My passion is to help others in the community, young, old, and everyone in between, find relevance and joy in learning, performing or listening to classical music.

Saturday, February 18, 2012

An overworked piano collaborator's want-ad

Image from Wikimedia Commons
Desperately wanted: OWPC* seeking someone clever and smart to come up with an algorithm to assist struggling piano collaborators with figuring out how much is too much and when to start saying "no."  Must keep in mind several important factors:

  1. Repertoire being requested (Twinkle, Twinkle vs...Franck's violin sonata)
  2. Whether or not the repertoire is new to collaborator or is being recycled
  3. Whether or not the collaborator wants to learn the repertoire in question
  4. How much music the piano collaborator is already having to juggle
  5. Person doing the requesting - last-minuter? rehearsal-hog on a regular basis? laid-back player? someone prone to illness and canceling? 
  6. What type of gig the request is for - recording session? debut recital at Carnegie Hall? playing at church? audition? lessons?  jury? competition which will make or break client's career?
  7. Whether or not the collaborator has any other roles beside that of collaborator - parent? teacher? spouse? caretaker of aging parent? marathon runner? running for congress?
  8. How much time the collaborator has to practice
  9. How insane the collaborator is
  10. How quickly the collaborator can learn music
  11. How good the collaborator is at faking and/or sightreading
  12. How much the collaborator enjoys working with the instrumentalist/singer in question
  13. How much of a softie the collaborator is
  14. How desperate the collaborator is for money
If smart enough and interested, please contact me...soon...before I say "yes" one more time!  

* OWPC = Overworked piano collaborator


  1. I wonder if you need an algorithm or one of those super-cool and usually hilarious flow charts…

  2. Ha ha, Thomasina.
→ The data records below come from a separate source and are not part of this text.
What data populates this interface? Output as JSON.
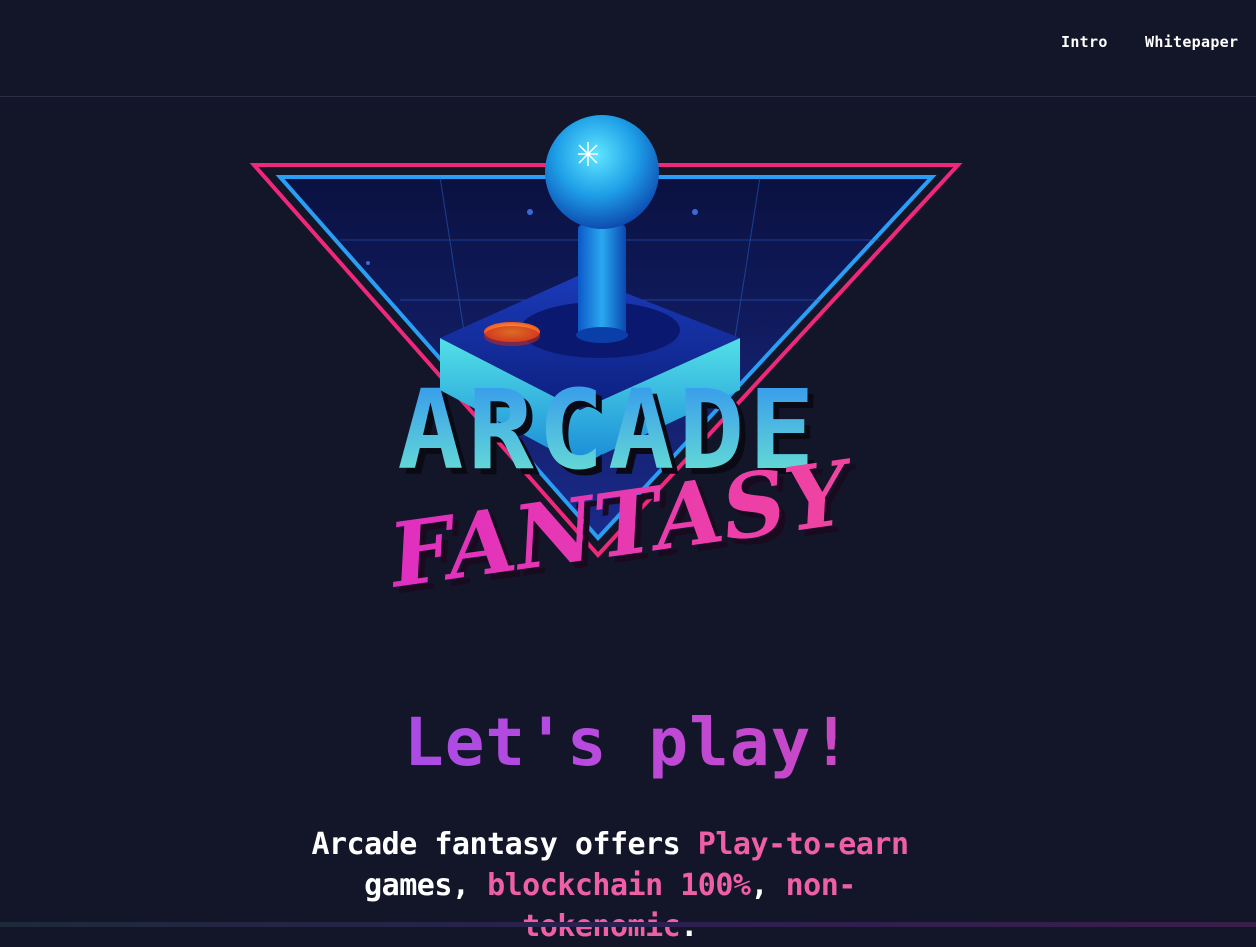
{
  "nav": {
    "intro": "Intro",
    "whitepaper": "Whitepaper"
  },
  "logo": {
    "word_top": "ARCADE",
    "word_bottom": "FANTASY"
  },
  "hero": {
    "headline": "Let's play!",
    "tagline_part1": "Arcade fantasy offers ",
    "tagline_hl1": "Play-to-earn",
    "tagline_part2": " games, ",
    "tagline_hl2": "blockchain 100%",
    "tagline_part3": ", ",
    "tagline_hl3": "non-tokenomic",
    "tagline_part4": "."
  },
  "colors": {
    "background": "#121628",
    "accent_pink": "#ef5fa7",
    "accent_purple": "#8e4ff0",
    "logo_blue": "#2a9df4",
    "logo_teal": "#5fe0d0"
  }
}
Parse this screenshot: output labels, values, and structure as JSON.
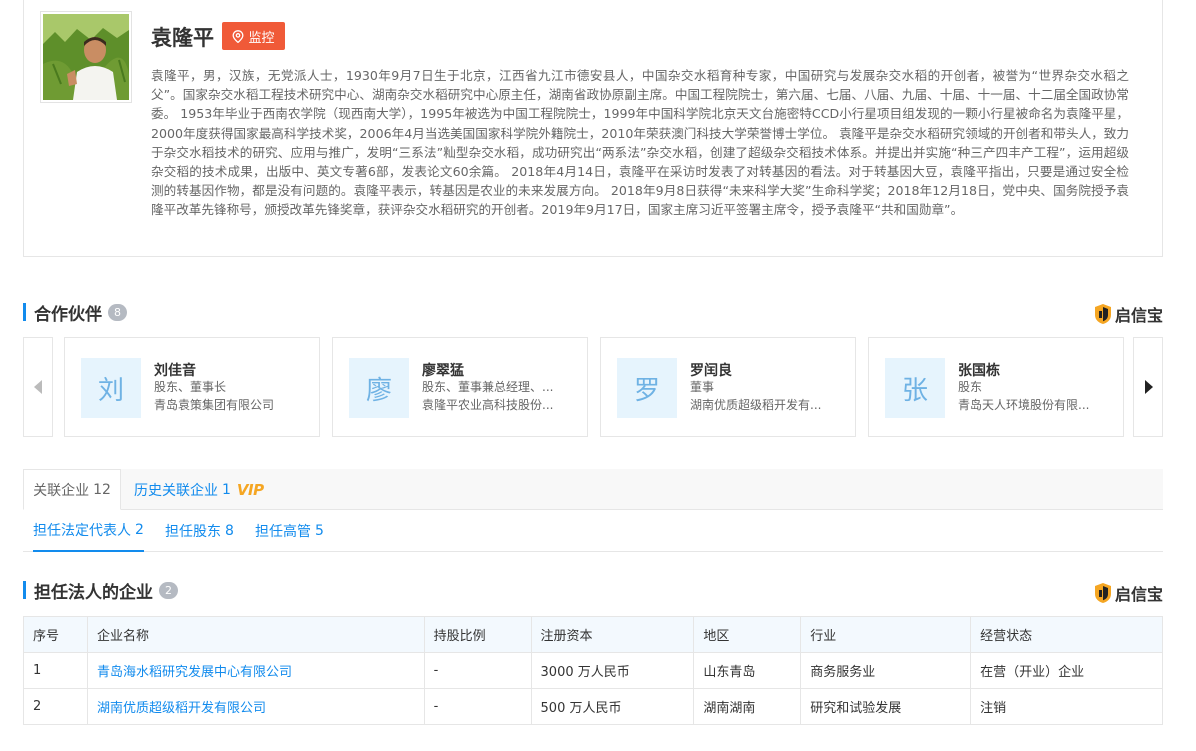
{
  "profile": {
    "name": "袁隆平",
    "monitor_label": "监控",
    "bio": "袁隆平，男，汉族，无党派人士，1930年9月7日生于北京，江西省九江市德安县人，中国杂交水稻育种专家，中国研究与发展杂交水稻的开创者，被誉为“世界杂交水稻之父”。国家杂交水稻工程技术研究中心、湖南杂交水稻研究中心原主任，湖南省政协原副主席。中国工程院院士，第六届、七届、八届、九届、十届、十一届、十二届全国政协常委。 1953年毕业于西南农学院（现西南大学），1995年被选为中国工程院院士，1999年中国科学院北京天文台施密特CCD小行星项目组发现的一颗小行星被命名为袁隆平星，2000年度获得国家最高科学技术奖，2006年4月当选美国国家科学院外籍院士，2010年荣获澳门科技大学荣誉博士学位。 袁隆平是杂交水稻研究领域的开创者和带头人，致力于杂交水稻技术的研究、应用与推广，发明“三系法”籼型杂交水稻，成功研究出“两系法”杂交水稻，创建了超级杂交稻技术体系。并提出并实施“种三产四丰产工程”，运用超级杂交稻的技术成果，出版中、英文专著6部，发表论文60余篇。 2018年4月14日，袁隆平在采访时发表了对转基因的看法。对于转基因大豆，袁隆平指出，只要是通过安全检测的转基因作物，都是没有问题的。袁隆平表示，转基因是农业的未来发展方向。 2018年9月8日获得“未来科学大奖”生命科学奖；2018年12月18日，党中央、国务院授予袁隆平改革先锋称号，颁授改革先锋奖章，获评杂交水稻研究的开创者。2019年9月17日，国家主席习近平签署主席令，授予袁隆平“共和国勋章”。"
  },
  "partners_section": {
    "title": "合作伙伴",
    "count": "8",
    "brand": "启信宝",
    "items": [
      {
        "initial": "刘",
        "name": "刘佳音",
        "role": "股东、董事长",
        "company": "青岛袁策集团有限公司"
      },
      {
        "initial": "廖",
        "name": "廖翠猛",
        "role": "股东、董事兼总经理、...",
        "company": "袁隆平农业高科技股份..."
      },
      {
        "initial": "罗",
        "name": "罗闰良",
        "role": "董事",
        "company": "湖南优质超级稻开发有..."
      },
      {
        "initial": "张",
        "name": "张国栋",
        "role": "股东",
        "company": "青岛天人环境股份有限..."
      }
    ]
  },
  "tabs": {
    "related": {
      "label": "关联企业",
      "count": "12"
    },
    "history": {
      "label": "历史关联企业",
      "count": "1",
      "vip": "VIP"
    },
    "legal_rep": {
      "label": "担任法定代表人",
      "count": "2"
    },
    "shareholder": {
      "label": "担任股东",
      "count": "8"
    },
    "executive": {
      "label": "担任高管",
      "count": "5"
    }
  },
  "legal_section": {
    "title": "担任法人的企业",
    "count": "2",
    "brand": "启信宝"
  },
  "table": {
    "headers": [
      "序号",
      "企业名称",
      "持股比例",
      "注册资本",
      "地区",
      "行业",
      "经营状态"
    ],
    "rows": [
      [
        "1",
        "青岛海水稻研究发展中心有限公司",
        "-",
        "3000 万人民币",
        "山东青岛",
        "商务服务业",
        "在营（开业）企业"
      ],
      [
        "2",
        "湖南优质超级稻开发有限公司",
        "-",
        "500 万人民币",
        "湖南湖南",
        "研究和试验发展",
        "注销"
      ]
    ]
  },
  "colors": {
    "accent": "#128bed",
    "monitor": "#f05a38",
    "status_cancelled": "#e33244"
  }
}
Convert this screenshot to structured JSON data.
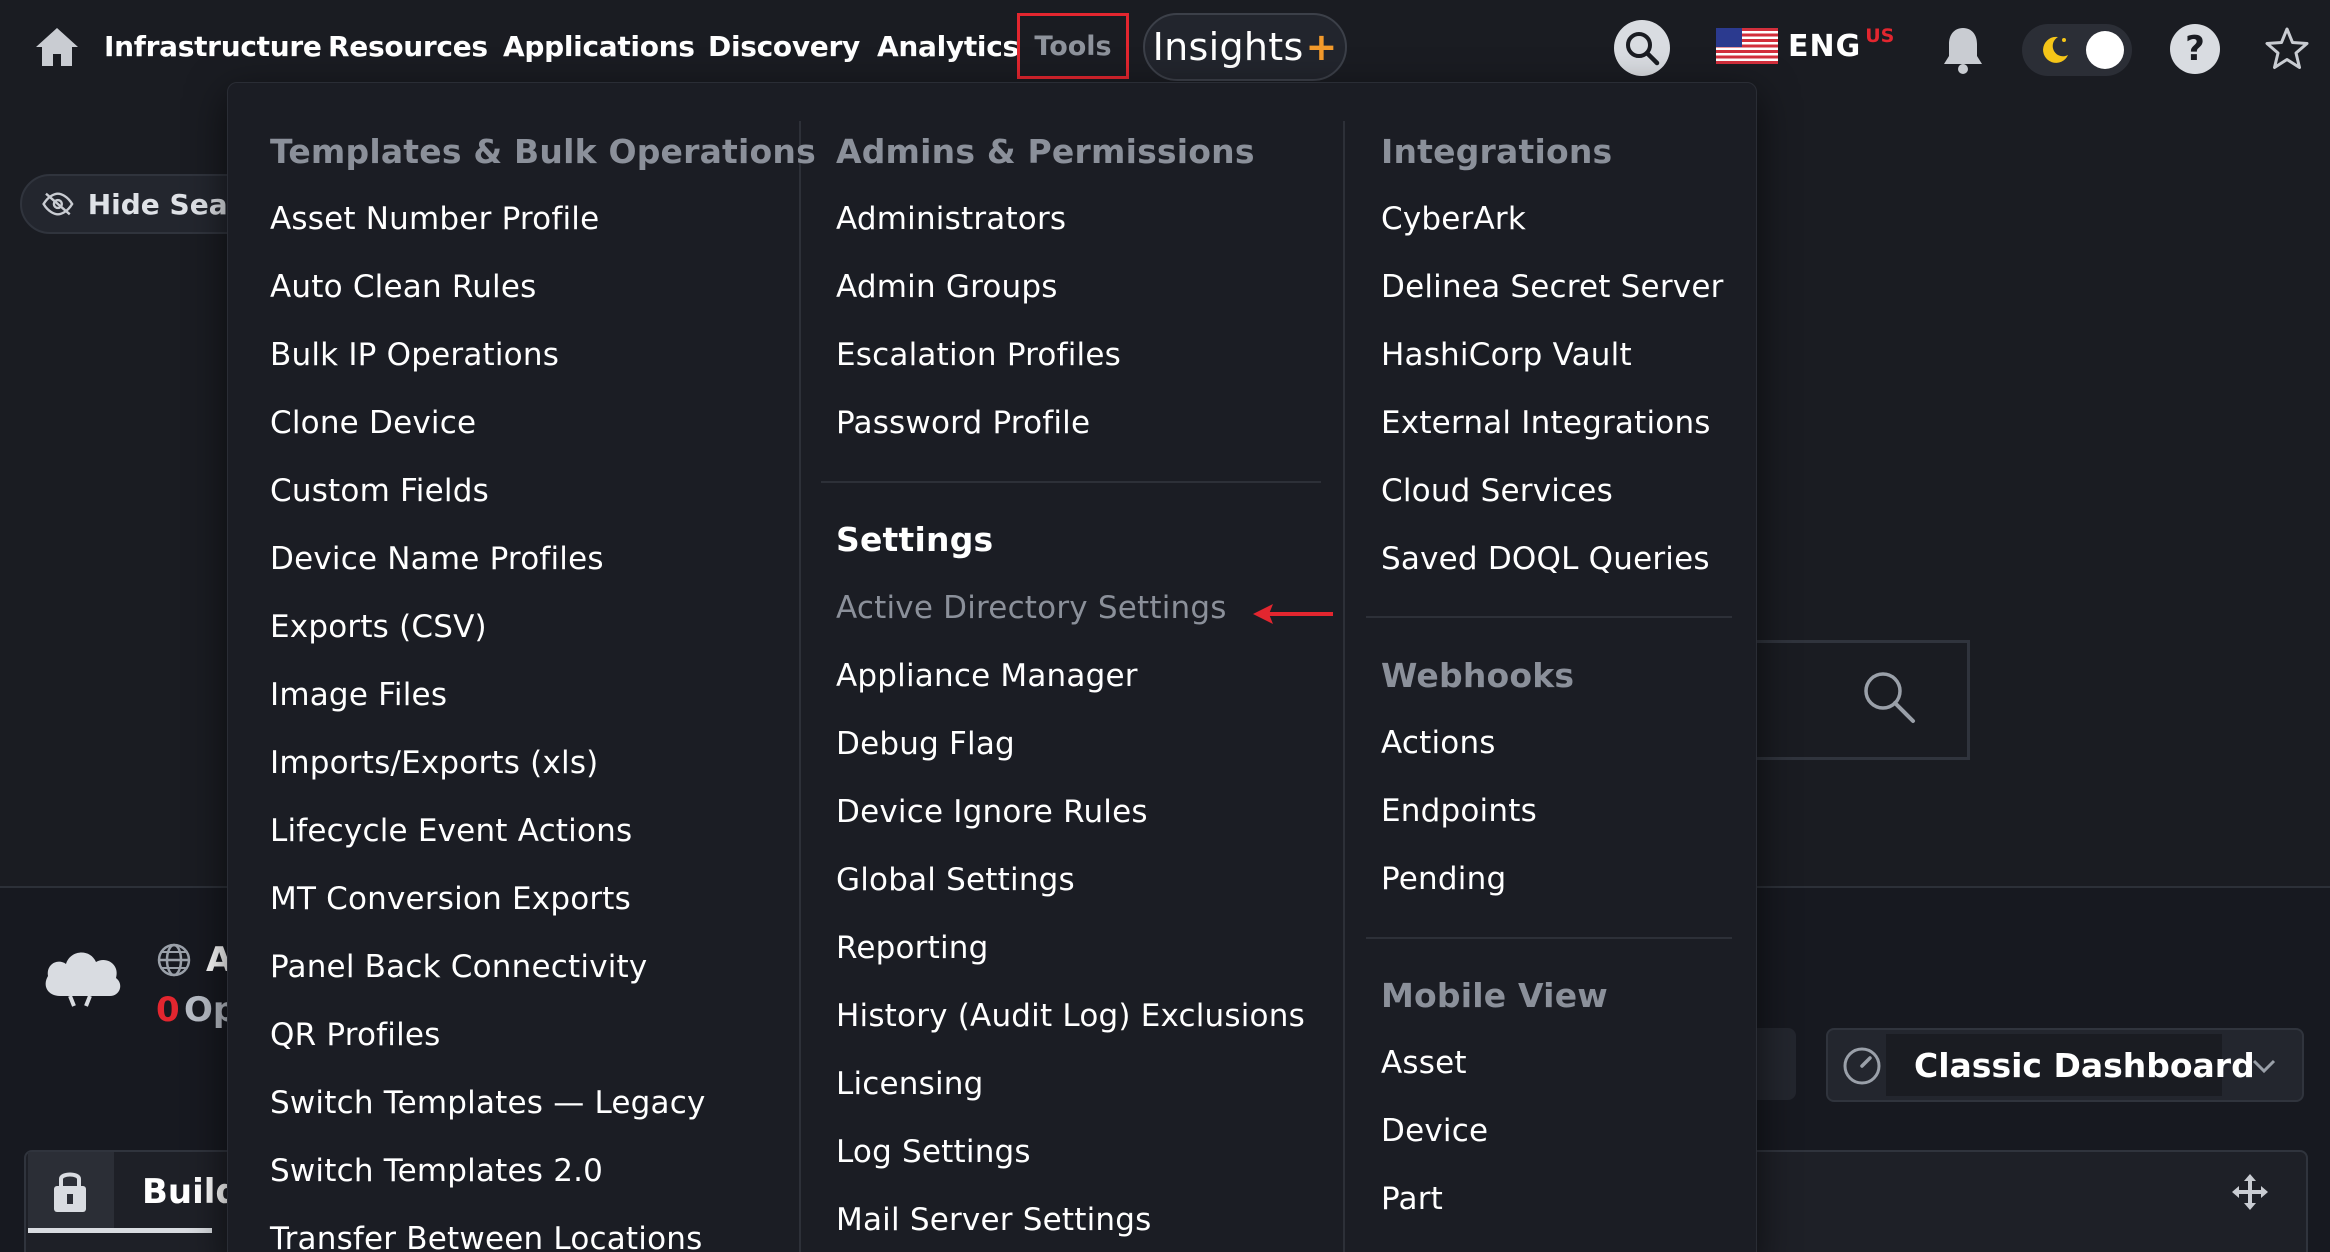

What a wonderful idea. I'll have to see if a flow chart (hilarious or not) is possible in this case. I sense a challenge needing an attempt.

    Thanks for the thought!


  3. Man, I would love to see an algorithm with this. I think you've got all the factors down, Erica! :)

    Though it's not an algorithm in the last year I've developed something that works for me: I work with who I want to work, on specific times & days I've set aside (98% of the time), on repertoire I'm interested in (whether new or old), and have come up with a maximum # of practicing time/rehearsal/concert dates I'm able to offer and try not to exceed that! Most of the time it works, give and take. lol. I spent too long as an insane/softie collaborator and have found my newer system way more enjoyable.

  4. Thank you, Nancy, for your input! I marvel at how you're able to stick to your guns and wish I would buckle down and do the same but alas, I keep saying yes as you are very well aware. Oh well. I'll keep working at it. At least I still do enjoy it.

    We'll see how I feel in another couple of years - ha!

    All the best to you and thanks for reading.